Anti-immigrant AfD comes in third in German local elections, mainstream parties ‘terrified’

An election poster of the right-wing Alternative for Germany (AfD) party for the upcoming Rhineland-Palatinate federal state elections is pictured in Neuwied near Koblenz, Germany. © Wolfgang Rattay
The anti-immigrant right-wing Alternative for Germany party (AfD) scored huge gains in local elections in the German central state of Hessen over the weekend, becoming the third strongest political force in the region amid the ongoing refugee crisis.

The anti-immigrant party garnered on average of 13.2 percent of vote throughout the region, coming in behind only Chancellor Angela Merkel’s Christian Democrats (CDU), which received 28.2 percent, and the Social Democrats (SPD) with 28 percent, according to preliminary election results, as reported by the German media.

AfD also scored significant gains in Hessen’s several major cities, winning 10.3 percent in Frankfurt, 12.2 percent both in Kassel and Darmstadt, as well as enjoying particular success in the regional capital of Wiesbaden, attracting 15.3 percent of the vote.

At the same time, both CDU and SPD, which are Germany’s largest parties, lost a significant share of voter support when compared to previous local elections, with a reduction of 5.5 and 3.5 percent, respectively, German media report.

Local elections in Hessen came just a week before regional elections in three other German states – Saxony-Anhalt, Rhineland-Pfalz, and Baden-Wurttemberg. The latest opinion polls show that AfD could win 12.5 percent in Baden-Wurttemberg, 9 percent in Rhineland-Pfalz, and as much as 19 percent in Saxony-Anhalt, Suddeutsche Zeitung reports.

The preliminary tallies were based on counting 60 percent of the votes throughout the region and are not final, Matthias Jung, a co-chair of the Forschungsgruppe Wahlen, a German elections research center, told Frankfurter Allgemeine Zeitung, adding that the results have yet to undergo readjustment in accordance with the German local election system, which could alter the final outcome.

‘Frightening result’

In the meantime, AfD’s smashing success has already provoked grave concern among many mainstream politicians, who fear the rise of right-wing populism and even far-right movements amid the unending refugee crisis.

“AfD’s preliminary result is frightening.
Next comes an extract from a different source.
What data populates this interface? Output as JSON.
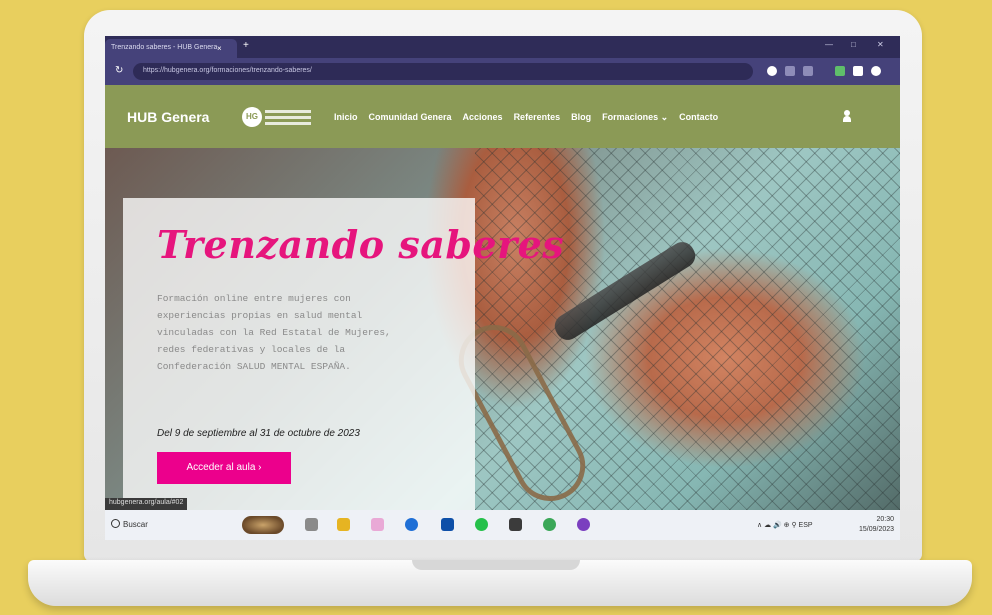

I had expected a maximum of five percent,” Markus Frank, a Frankfurt politician from the CDU, told Journal Frankfurt.

His words were echoed by the vice-chair of the SPD faction in the German parliament, Eva Hogl, who also called the AfD’s result “terrifying,” adding that “if [AfD] enters the state parliaments with double digits and maybe even the federal parliament, this will change the whole German community in a very negative way,” Frankfurter Allgemeine Zeitung reports.

“Mainstream parties are paying the price for the voters’ protest,” CDU’s regional secretary general in Hessen, Manfred Pentz, told Suddeutsche Zeitung, adding that AfD is benefiting from anti-immigrant backlash.

Meanwhile, AfD politicians celebrated their party’s success, pointing out that mainstream German parties are losing support. “The power of the mainstream parties is fading,” Frauke Petry, the chairwoman of the AfD, told journalists when commenting on the latest local election results.

AfD was founded in 2013 as a Eurosceptic party fighting mainly to dismantle the single European currency system, but then took a more right-wing stance, making immigration its program’s number one issue.

The party’s previous best election result, which claimed 12.2 percent of the vote, occurred in the eastern German state of Brandenburg in 2014. The party is traditionally less popular in Western Germany, where it has long struggled to overcome the five percent threshold in regional elections, seeing its best result of 6.1 percent in Hamburg in 2015.

Frauke Petry, the party’s leader, provoked a wave of indignation in late January when she said that police should have the right to shoot refugees and migrants to prevent them from crossing German border, though calling such measure “the last resort.”

However, despite the outrage, 29 percent of Germans agreed with Petry’s proposal, according to a YouGov opinion poll conducted just days after she made her provocative statement, as cited by Die Welt.

Neo-Nazis come with double-digit results in several towns

Meanwhile, the preliminary election results also showed that the neo-Nazi National Democratic Party of Germany (NPD) managed to win 17 percent of the vote in the state of Hessen’s town of Leun, which has a population of 6,000 people. It also took 14 percent of the ballots in Budingen, a town with 21,000 residents, which hosts the largest refugee center in Hessen, The Local reports.

NPD also scored significant election gains in Budingen, capitalizing on the refugee crisis to win an extra 12 percent of the vote compared to the previous local election, when the neo-Nazis took only two percent there.

About a million migrants and refugees entered Germany last year, which has led to the rise of various right and far-right movements. The country has witnessed a growing number of anti-migration rallies, as well as attacks on refugee facilities since the beginning of the crisis.